The urbanization of the world's populations will increase aggregate energy use. And the increased consumption of energy is likely to affect the environment.

Urban consumption of energy creates heat islands that can change local weather patterns and weather downwind from the heat islands. The heat island phenomenon is created as cities radiate less heat back into the atmosphere than rural areas, making cities warmer than rural areas. These heat islands trap atmospheric pollutants. Cloudiness and fog occur more often. Precipitation is 5 percent to 10 percent higher in cities, and thunderstorms and hailstorms are much more frequent.

Urbanization also affects environments beyond the city. Regions downwind from large industrial complexes see increases in the amount of precipitation, air pollution, and the number of days with thunderstorms. Urban areas also affect water runoff patterns. Not only do urban areas generate more rain, they reduce the infiltration of water and lower the water tables. This means that runoff occurs more quickly with greater peak flows. Flood volumes increase, as do floods and water pollution downstream.

Many of the effects of urban areas on the environment are not necessarily linear. Bigger cities do not always lead to more environmental problems and small urban areas can cause large problems.

Density is potentially beneficial. With world population growing by about 82 million a year, demographic concentration makes sustainability more likely. Global urban expansion takes less land than land lost every year to agriculture, forestry, and grazing, or to erosion and salinization.


Case In Point.

How do you define urban? It depends. Definitions differ from one country or area to the next. For Peru, populated centers of 100 or more dwellings are considered urban. In contrast, it takes a lot more for an area to be designated a city in Japan, where cities must be home to 50,000 or more inhabitants with 60 percent or more of the houses located in the main built-up areas and 60 percent or more of the population (including their dependents) engaged in manufacturing, trade, or other urban kinds of business.

In Mongolia, the capital and district centers are the cities. In South Africa, places where some form of local authority exists count as cities.

In other places, urban is defined by available services. By 1970, Panama's urban areas included localities of 1,500 or more inhabitants, and had such urban characteristics as streets, water supply systems, sewage systems, and electricity.

Sometimes what helps distinguish urban from rural areas is the nature of the population, particularly the extent to which it is nonagricultural. In Botswana, an agglomeration of 5,000 or more inhabitants where 75 percent of the economic activity is nonagricultural is classified as urban.


Sources

Carl Haub, 2007 World Population Data Sheet (Washington, DC: Population Reference Bureau, 2007).

George Martine, The State of World Population 2007: Unleashing the Potential of Urban Growth (New York: United Nations, 2007).

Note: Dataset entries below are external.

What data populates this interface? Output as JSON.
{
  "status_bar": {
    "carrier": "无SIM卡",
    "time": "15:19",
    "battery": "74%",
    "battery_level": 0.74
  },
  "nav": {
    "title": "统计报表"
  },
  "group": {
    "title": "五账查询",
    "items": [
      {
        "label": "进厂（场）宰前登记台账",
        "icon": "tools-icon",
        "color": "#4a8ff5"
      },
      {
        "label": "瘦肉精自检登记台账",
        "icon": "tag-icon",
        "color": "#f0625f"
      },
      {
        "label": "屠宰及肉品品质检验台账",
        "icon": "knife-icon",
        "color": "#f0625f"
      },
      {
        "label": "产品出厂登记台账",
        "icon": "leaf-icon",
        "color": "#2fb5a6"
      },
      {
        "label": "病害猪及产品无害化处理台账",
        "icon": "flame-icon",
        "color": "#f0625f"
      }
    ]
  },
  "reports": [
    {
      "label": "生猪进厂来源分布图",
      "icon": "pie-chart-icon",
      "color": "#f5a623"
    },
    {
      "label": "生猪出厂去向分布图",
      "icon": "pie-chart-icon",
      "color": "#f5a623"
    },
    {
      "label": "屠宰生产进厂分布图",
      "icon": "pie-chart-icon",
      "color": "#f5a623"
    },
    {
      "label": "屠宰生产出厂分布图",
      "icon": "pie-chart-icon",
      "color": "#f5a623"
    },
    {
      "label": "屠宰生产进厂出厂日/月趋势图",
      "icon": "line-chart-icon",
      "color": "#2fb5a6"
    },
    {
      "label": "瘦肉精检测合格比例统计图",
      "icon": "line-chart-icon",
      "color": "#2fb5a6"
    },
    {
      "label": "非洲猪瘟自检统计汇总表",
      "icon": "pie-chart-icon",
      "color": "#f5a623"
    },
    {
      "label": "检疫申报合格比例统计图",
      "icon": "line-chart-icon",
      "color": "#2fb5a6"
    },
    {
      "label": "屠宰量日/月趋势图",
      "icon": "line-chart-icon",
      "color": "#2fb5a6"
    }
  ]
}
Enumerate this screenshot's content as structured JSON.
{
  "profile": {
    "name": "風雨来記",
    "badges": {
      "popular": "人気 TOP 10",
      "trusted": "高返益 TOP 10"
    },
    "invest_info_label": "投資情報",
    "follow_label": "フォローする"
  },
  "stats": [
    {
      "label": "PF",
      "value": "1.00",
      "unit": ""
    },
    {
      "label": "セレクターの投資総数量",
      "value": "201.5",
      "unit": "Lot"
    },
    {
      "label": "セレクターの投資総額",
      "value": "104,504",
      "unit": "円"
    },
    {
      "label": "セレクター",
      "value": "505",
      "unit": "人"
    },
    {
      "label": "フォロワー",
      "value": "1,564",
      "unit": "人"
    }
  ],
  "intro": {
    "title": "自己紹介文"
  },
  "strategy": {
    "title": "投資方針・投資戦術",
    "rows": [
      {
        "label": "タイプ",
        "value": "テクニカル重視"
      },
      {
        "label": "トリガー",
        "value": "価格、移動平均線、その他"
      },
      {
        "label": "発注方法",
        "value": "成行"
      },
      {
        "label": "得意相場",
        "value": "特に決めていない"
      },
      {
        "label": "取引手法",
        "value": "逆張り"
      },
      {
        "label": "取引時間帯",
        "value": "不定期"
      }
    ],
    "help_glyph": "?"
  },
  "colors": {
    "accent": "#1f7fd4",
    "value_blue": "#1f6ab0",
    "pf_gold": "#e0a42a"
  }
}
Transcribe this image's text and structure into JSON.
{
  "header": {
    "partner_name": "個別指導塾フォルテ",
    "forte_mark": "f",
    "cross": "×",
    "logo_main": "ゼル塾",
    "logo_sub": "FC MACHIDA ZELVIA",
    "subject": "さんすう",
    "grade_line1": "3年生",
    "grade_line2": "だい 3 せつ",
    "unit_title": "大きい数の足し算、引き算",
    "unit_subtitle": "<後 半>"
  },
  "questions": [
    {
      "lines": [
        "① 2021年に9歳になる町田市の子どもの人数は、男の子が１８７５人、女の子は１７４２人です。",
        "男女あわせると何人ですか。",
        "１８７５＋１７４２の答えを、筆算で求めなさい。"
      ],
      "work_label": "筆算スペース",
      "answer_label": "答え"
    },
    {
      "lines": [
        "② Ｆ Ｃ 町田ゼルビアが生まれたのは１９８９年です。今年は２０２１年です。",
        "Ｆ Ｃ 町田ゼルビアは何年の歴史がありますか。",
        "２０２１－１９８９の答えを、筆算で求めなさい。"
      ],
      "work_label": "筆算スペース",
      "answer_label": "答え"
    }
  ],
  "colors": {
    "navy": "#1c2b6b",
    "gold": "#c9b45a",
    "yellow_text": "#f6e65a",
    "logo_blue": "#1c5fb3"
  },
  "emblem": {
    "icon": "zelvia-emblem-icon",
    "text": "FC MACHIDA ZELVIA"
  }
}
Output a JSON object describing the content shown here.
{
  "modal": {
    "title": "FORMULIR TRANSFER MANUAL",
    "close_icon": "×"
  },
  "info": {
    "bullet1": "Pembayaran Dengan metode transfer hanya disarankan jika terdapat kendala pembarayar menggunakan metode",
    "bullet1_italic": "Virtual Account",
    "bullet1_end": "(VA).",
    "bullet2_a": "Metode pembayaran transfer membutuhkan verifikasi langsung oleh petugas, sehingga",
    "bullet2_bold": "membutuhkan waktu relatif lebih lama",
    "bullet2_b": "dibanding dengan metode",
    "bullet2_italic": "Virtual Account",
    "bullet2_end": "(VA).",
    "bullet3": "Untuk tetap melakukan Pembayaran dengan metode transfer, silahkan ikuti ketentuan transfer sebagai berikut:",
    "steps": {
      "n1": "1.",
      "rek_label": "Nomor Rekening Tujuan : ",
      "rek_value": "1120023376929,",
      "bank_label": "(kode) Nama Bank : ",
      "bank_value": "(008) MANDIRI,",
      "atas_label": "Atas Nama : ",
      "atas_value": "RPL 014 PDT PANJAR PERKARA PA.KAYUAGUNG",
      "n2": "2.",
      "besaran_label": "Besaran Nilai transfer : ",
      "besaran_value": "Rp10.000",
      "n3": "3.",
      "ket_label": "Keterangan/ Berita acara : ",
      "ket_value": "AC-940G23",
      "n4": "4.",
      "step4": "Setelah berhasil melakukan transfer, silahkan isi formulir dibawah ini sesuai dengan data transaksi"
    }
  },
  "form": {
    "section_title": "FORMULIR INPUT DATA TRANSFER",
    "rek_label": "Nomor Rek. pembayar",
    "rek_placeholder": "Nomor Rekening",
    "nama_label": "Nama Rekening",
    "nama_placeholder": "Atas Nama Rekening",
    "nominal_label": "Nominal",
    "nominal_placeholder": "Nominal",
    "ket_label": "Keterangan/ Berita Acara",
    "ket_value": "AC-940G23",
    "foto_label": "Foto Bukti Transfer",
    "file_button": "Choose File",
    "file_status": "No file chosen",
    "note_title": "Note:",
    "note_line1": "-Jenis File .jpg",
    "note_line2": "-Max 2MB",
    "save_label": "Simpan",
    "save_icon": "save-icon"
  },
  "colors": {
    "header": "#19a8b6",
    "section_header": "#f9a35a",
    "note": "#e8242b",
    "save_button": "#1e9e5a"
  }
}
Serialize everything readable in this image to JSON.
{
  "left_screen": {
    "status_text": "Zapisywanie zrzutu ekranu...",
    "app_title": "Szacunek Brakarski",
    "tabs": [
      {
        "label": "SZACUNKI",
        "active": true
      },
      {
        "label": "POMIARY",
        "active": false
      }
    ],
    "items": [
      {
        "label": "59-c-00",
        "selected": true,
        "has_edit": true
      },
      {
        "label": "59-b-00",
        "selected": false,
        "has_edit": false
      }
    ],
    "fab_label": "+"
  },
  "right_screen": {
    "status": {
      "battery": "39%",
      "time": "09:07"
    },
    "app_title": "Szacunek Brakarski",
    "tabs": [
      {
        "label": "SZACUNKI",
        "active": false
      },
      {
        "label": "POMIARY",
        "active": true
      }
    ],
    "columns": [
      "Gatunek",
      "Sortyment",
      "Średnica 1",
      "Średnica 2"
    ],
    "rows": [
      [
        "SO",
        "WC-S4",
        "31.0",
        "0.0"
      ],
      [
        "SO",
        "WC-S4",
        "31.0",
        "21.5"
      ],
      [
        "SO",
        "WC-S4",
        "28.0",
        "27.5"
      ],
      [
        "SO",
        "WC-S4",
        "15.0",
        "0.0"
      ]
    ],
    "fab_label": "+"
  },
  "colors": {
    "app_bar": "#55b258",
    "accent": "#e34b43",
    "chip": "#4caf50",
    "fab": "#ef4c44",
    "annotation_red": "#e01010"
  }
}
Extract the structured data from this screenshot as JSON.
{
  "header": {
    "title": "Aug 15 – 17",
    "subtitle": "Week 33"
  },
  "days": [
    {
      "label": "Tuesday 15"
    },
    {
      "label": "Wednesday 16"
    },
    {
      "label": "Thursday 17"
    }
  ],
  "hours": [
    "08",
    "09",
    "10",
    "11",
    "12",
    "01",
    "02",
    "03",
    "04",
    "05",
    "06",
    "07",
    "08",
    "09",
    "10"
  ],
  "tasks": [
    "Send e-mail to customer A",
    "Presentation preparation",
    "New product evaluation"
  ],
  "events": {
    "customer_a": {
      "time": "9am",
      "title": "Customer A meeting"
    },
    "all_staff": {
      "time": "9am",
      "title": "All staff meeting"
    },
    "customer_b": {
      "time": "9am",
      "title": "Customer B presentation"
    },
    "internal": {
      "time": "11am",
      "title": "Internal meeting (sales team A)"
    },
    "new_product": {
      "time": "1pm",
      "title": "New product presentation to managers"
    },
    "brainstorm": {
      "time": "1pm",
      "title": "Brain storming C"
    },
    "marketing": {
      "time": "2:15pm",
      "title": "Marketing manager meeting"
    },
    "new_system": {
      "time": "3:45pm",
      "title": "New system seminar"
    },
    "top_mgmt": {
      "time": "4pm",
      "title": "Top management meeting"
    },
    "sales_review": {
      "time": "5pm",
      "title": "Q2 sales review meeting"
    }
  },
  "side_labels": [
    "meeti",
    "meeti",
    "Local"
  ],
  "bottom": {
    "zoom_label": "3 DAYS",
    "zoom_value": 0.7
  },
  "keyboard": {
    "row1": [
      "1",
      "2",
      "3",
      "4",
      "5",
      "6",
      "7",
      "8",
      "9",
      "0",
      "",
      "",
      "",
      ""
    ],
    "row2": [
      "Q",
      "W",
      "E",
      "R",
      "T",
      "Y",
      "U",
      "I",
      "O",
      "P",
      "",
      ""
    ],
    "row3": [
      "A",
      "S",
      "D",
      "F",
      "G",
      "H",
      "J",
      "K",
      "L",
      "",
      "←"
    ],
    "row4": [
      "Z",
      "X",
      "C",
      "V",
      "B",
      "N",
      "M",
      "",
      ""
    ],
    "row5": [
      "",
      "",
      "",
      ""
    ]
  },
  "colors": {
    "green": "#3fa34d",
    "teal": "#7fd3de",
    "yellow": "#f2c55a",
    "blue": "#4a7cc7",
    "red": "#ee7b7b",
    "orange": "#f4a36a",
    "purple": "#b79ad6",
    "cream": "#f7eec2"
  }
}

Office of the Registrar General, India; “Census of India 2001: Table S00-017: Distribution of Households by Availability of Bathroom, Type of Latrine Within the House and Type of Drainage Connectivity for Waste Water Outlet,” accessed online at www.censusindia.net, on July 6, 2007.

Barbara Boyle Torrey, “Urbanization: An Environmental Force to Be Reckoned With,” accessed online at www.prb.org, on June 26, 2007.

United Nations, World Urbanization Prospects: The 2005 Revision (New York: United Nations, 2006).

United Nations, 2003 Demographic Yearbook (New York: United Nations, 2006).